Problem statement - Search the entries for the word "Intelligence" and return every line where it is found.

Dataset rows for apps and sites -
.....

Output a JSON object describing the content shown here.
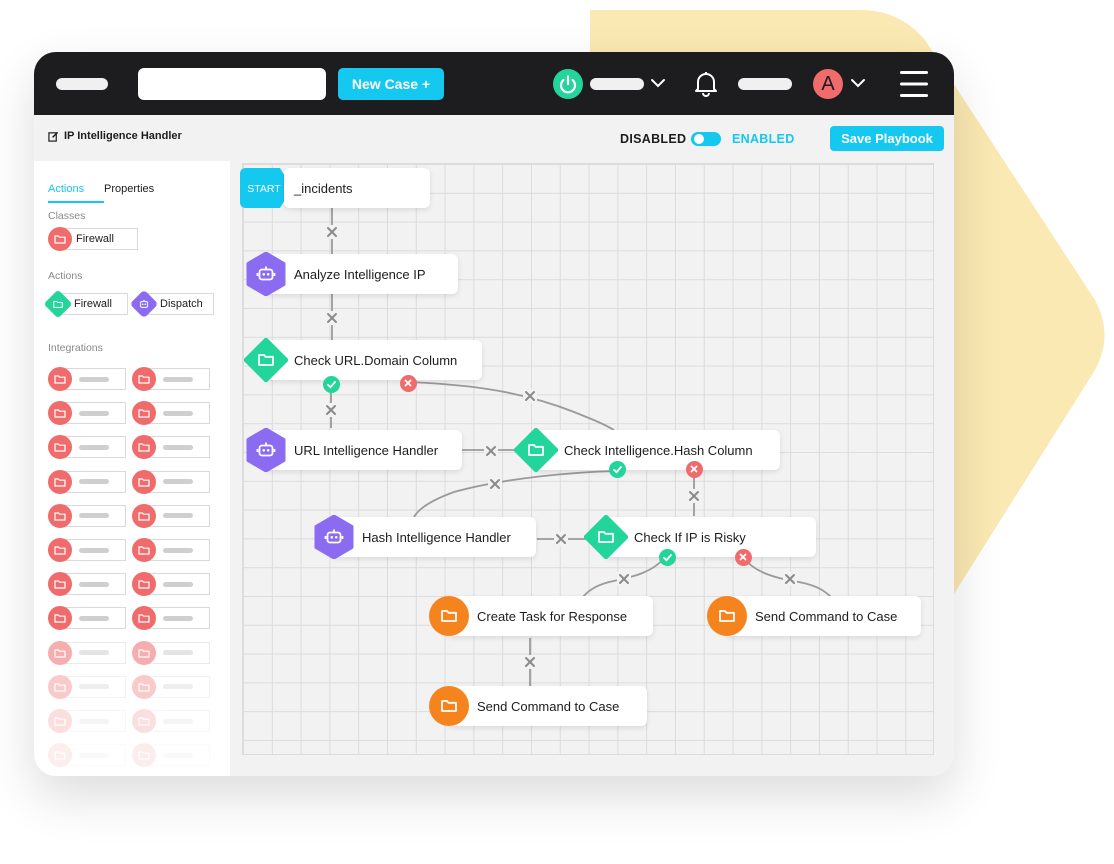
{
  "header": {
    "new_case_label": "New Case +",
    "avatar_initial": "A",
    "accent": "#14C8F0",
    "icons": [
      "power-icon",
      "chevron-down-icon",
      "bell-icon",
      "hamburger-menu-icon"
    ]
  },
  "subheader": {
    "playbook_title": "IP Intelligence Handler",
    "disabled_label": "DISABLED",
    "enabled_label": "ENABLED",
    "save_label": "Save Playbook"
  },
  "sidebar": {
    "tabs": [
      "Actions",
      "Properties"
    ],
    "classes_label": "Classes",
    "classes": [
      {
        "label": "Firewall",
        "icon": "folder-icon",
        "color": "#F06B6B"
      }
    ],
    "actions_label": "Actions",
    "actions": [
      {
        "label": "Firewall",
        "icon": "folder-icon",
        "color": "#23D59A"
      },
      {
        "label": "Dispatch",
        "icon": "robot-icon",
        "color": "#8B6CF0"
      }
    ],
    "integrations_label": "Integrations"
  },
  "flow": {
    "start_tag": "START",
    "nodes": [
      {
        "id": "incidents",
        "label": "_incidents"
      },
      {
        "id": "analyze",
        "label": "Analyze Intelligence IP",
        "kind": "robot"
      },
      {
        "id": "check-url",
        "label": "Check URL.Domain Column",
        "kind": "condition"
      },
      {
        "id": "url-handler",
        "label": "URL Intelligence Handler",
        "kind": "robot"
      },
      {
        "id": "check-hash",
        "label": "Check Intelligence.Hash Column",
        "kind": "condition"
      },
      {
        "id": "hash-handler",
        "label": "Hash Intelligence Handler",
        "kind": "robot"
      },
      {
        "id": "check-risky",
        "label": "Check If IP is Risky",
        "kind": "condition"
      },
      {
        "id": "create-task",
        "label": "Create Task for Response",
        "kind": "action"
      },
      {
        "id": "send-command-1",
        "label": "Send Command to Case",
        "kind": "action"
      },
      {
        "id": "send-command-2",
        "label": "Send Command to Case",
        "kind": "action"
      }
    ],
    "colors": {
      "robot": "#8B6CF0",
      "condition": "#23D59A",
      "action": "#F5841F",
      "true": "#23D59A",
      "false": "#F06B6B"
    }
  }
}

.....

Task answer -
    "playbook_title": "IP Intelligence Handler",
        "label": "Analyze Intelligence IP",
        "label": "URL Intelligence Handler",
        "label": "Check Intelligence.Hash Column",
        "label": "Hash Intelligence Handler",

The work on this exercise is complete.